10. 1st/4th KOYLI Unit War Diary, Ibid;
11. Batley Reporter and Guardian, 7 January 1916;
12. The service number in the article is incorrect, with the numbers being transposed;
13. Batley News, 8 January 1916;
14. Western Front Association Pension Record Cards and Ledgers, Ref 680/04D


Other Sources:
Batley Cemetery Burial Registers;
• Boesinghe: The Forgotten Battlefield
, Paul Reed, http://www.bbc.co.uk/history/familyhistory/get_started/boesinghe_01.shtml;
Commonwealth War Graves Commission;
England and Wales Censuses, 1881 to 1901, TNA, various references;
GRO Birth, Marriage and Death Indexes;
Long, Long Trail, https://www.longlongtrail.co.uk/;
• McGreal, Stephen. Boesinghe. Barnsley, South Yorkshire: Pen & Sword Military, 2010;
Medal Award Rolls;
Medal Index Card;
• National Library of Scotland maps;
Newspapers – various editions of the Batley papers;
Pension Index Cards and Ledgers, Western Front Association;
• Roberts, Jane and Chris. Greatest Sacrifice: Fallen Heroes of the Northern Union. Scratching Shed Publishing, 2018;

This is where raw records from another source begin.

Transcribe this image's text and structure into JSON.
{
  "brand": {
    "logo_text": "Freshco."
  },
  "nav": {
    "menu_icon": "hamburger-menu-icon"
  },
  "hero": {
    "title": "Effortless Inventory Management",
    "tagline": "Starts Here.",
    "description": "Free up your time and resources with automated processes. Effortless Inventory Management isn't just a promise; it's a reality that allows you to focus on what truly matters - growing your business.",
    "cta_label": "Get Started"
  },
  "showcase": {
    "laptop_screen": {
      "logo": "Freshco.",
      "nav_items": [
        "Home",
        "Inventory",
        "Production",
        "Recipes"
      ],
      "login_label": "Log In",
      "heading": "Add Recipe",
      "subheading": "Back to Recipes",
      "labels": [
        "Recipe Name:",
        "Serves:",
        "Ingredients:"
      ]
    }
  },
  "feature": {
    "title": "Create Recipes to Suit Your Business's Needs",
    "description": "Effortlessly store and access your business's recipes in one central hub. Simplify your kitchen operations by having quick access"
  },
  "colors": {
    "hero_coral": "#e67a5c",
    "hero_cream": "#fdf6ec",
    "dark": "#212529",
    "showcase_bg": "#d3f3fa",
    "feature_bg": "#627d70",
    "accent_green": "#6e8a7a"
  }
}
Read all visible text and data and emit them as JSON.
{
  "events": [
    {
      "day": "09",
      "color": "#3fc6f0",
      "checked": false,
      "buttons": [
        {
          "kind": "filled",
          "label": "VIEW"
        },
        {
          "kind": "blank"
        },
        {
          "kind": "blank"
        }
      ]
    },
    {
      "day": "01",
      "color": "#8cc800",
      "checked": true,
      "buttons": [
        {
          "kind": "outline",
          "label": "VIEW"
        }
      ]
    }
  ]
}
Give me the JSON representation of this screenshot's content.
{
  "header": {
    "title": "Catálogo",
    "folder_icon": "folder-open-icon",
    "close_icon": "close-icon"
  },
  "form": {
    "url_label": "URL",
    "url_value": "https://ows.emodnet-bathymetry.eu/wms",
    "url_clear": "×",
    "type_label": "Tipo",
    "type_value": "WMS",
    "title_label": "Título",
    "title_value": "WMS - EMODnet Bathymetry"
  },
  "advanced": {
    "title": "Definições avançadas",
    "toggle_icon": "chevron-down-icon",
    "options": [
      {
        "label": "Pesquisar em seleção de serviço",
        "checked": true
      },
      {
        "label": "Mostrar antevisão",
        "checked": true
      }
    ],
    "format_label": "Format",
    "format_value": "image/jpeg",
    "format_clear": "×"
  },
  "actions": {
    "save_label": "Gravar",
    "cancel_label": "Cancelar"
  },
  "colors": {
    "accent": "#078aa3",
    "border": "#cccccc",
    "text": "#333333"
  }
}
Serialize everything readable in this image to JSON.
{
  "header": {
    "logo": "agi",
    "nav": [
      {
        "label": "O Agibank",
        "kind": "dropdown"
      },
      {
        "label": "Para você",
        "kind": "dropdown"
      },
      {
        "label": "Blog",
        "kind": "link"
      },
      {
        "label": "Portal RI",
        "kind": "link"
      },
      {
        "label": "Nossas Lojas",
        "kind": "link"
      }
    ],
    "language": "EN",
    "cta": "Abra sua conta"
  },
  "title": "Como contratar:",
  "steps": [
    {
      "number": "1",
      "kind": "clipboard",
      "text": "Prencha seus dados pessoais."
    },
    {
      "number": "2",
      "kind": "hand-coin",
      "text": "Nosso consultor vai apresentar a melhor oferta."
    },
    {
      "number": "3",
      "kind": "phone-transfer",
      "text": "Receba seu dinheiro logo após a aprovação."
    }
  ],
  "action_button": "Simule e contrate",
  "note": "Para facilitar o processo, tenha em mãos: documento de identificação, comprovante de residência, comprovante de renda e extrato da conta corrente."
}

Soldiers Died in the Great War; and
Soldiers’ Effects Register.